Implications of the findings
The main finding is that only a minority of patients take the standard route of GP referral to a gynaecologist. In part this reflects the women admitted as emergencies (roughly the same proportion of patients with colorectal cancer or lung cancers are first diagnosed during an emergency admission).21,22 The other likely explanation is that the symptoms of ovarian cancer are non-specific, and are often not easy to attribute to a gynaecological source. This probably explains those patients who were referred to other specialties. However, most women received rapid recognition that they were ill, and most of the diagnostic interval occurred after investigations were initiated. This argues that diagnostic delays in primary care are more a result of suboptimal access to investigation than a result of GPs failing to recognise the need to investigate. In this respect, the recent improvements in the UK’s National Health Service (NHS) provision of imaging are very welcome.
Finally, policymakers need to address how to encourage women to attend their GP when they have a symptom of ovarian cancer. Early presentation may obviate some of the emergency admissions. Awareness of ovarian cancer symptoms in the general public is extremely low.23 Several campaigns by the UK ovarian cancer charities are trying to raise symptom awareness. There is a fine balancing act between promoting early presentation and a need to avoid overwhelming GPs and radiology departments.13 In this respect, access to imaging has been viewed as a priority, and waiting times for this have fallen recently—this can only be helpful.
Disclosure of interests
WH has spoken at some charity functions run by ovarian cancer charities, one aim of which is to raise the awareness of ovarian cancer symptoms. He is on the steering group of the Pathfinder Study, run by Target Ovarian Cancer. He is not remunerated for any of these activities, but receives his travel expenses.
Contribution to authorship
WH and JB were involved in all areas. SS and CS collected data, and helped with the analysis and writing of the paper. DS helped with the design of the study, the interpretation of the results, and the writing of the manuscript.
Details of ethics approval
The study was approved by the North and East Devon research ethics committee.

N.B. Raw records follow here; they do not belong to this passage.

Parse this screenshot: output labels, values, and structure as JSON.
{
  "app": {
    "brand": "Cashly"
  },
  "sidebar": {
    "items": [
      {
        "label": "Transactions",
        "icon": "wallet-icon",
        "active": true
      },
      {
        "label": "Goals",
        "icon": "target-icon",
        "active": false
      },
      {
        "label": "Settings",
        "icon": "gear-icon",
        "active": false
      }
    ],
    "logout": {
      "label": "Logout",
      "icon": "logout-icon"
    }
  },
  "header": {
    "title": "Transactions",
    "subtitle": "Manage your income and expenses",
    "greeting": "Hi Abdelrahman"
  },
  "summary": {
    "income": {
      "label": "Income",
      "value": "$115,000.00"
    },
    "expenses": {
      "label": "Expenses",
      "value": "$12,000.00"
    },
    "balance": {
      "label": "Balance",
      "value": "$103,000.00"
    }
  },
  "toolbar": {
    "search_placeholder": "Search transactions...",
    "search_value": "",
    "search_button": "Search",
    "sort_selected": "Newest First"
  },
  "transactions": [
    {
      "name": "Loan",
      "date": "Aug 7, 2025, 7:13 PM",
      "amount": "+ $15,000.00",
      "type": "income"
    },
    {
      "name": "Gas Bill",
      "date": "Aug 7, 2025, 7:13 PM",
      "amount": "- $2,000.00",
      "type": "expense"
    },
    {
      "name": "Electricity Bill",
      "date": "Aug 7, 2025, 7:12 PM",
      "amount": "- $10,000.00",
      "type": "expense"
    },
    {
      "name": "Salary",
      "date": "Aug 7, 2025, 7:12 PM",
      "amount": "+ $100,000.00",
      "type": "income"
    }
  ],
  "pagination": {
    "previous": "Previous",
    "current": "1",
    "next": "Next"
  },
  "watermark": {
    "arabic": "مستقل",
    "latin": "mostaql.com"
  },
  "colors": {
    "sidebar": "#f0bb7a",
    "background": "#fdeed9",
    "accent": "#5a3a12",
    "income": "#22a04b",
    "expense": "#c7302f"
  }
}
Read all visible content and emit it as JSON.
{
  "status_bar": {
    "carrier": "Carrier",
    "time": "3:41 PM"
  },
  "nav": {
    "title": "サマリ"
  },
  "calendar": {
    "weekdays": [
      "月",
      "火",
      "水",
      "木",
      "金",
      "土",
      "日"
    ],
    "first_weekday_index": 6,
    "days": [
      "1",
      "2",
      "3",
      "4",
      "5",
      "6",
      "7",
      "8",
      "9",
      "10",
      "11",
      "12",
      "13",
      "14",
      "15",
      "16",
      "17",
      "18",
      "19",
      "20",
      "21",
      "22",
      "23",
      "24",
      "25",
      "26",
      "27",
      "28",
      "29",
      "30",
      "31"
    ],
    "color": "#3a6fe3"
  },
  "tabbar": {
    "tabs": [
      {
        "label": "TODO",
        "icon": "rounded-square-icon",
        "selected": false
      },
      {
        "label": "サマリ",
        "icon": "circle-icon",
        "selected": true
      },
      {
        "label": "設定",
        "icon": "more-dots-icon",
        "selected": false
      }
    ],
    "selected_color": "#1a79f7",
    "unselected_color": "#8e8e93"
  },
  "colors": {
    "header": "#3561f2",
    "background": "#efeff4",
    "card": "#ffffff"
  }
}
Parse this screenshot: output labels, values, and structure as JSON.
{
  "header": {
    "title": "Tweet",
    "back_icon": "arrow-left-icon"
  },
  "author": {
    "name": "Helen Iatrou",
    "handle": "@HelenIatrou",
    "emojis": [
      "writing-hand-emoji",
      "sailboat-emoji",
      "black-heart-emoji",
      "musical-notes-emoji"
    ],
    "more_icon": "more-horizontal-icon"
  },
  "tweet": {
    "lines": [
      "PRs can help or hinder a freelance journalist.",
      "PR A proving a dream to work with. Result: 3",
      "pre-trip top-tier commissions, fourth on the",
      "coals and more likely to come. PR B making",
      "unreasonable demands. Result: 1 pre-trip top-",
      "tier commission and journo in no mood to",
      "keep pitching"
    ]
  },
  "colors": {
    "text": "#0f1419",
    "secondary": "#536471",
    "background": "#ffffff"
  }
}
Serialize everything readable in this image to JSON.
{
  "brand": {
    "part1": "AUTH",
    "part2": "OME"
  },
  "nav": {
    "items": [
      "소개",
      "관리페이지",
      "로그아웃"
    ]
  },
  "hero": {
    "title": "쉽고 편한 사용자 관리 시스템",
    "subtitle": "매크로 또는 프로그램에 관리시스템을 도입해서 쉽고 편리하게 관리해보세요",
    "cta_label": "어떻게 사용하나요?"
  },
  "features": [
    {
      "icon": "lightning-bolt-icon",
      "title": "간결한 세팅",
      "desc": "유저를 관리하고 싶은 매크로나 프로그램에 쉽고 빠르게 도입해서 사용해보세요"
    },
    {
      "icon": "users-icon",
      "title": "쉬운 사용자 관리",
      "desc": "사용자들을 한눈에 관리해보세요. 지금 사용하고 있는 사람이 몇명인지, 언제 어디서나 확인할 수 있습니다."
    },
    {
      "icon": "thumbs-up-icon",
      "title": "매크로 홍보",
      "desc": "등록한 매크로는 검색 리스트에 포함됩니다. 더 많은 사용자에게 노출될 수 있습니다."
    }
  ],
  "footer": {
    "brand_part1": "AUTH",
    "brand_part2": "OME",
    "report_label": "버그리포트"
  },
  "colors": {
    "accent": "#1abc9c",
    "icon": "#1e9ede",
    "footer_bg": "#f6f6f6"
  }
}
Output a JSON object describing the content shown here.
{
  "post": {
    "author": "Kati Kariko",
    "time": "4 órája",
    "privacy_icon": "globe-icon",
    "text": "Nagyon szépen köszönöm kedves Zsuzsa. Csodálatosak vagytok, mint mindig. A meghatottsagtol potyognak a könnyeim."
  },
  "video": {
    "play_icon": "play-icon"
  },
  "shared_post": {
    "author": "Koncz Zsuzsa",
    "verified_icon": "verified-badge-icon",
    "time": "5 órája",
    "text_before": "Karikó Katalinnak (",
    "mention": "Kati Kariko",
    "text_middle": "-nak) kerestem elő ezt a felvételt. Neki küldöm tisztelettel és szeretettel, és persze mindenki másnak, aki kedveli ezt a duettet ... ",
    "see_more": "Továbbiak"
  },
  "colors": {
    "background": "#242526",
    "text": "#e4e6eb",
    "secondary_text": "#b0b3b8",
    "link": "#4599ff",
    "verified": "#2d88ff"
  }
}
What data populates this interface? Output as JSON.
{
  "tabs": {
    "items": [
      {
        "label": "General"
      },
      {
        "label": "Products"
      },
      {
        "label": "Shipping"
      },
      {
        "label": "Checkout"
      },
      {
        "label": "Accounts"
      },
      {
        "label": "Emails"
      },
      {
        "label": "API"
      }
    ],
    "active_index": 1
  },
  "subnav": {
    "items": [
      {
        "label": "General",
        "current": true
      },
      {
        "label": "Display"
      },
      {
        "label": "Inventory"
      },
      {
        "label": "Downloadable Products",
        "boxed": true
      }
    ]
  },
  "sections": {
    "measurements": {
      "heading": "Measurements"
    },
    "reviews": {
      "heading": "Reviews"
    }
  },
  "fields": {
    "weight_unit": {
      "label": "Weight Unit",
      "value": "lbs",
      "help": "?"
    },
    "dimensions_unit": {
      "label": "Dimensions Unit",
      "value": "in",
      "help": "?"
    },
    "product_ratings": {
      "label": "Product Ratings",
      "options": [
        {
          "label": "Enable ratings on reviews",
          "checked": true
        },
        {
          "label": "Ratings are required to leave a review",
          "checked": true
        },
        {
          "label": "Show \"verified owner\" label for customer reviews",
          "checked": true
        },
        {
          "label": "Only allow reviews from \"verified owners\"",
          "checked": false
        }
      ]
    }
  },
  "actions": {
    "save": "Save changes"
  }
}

This work was undertaken by the authors, who received funding from the Department of Health’s National Institute for Health Research (NIHR) School for Primary Care Research. The views expressed in this publication are those of the authors, and not necessarily those of the Department of Health. Additionally, WH is funded through an NCCRCD post-doctoral fellowship, and his research practice in Exeter received funding from the Department of Health’s Research Practices scheme. The study sponsor was the University of Bristol. The authors were independent from the funder and sponsor, who had no role in the conduct, analysis or the decision to publish.
We wish to thank all 39 participating general practices in Devon for their enthusiasm.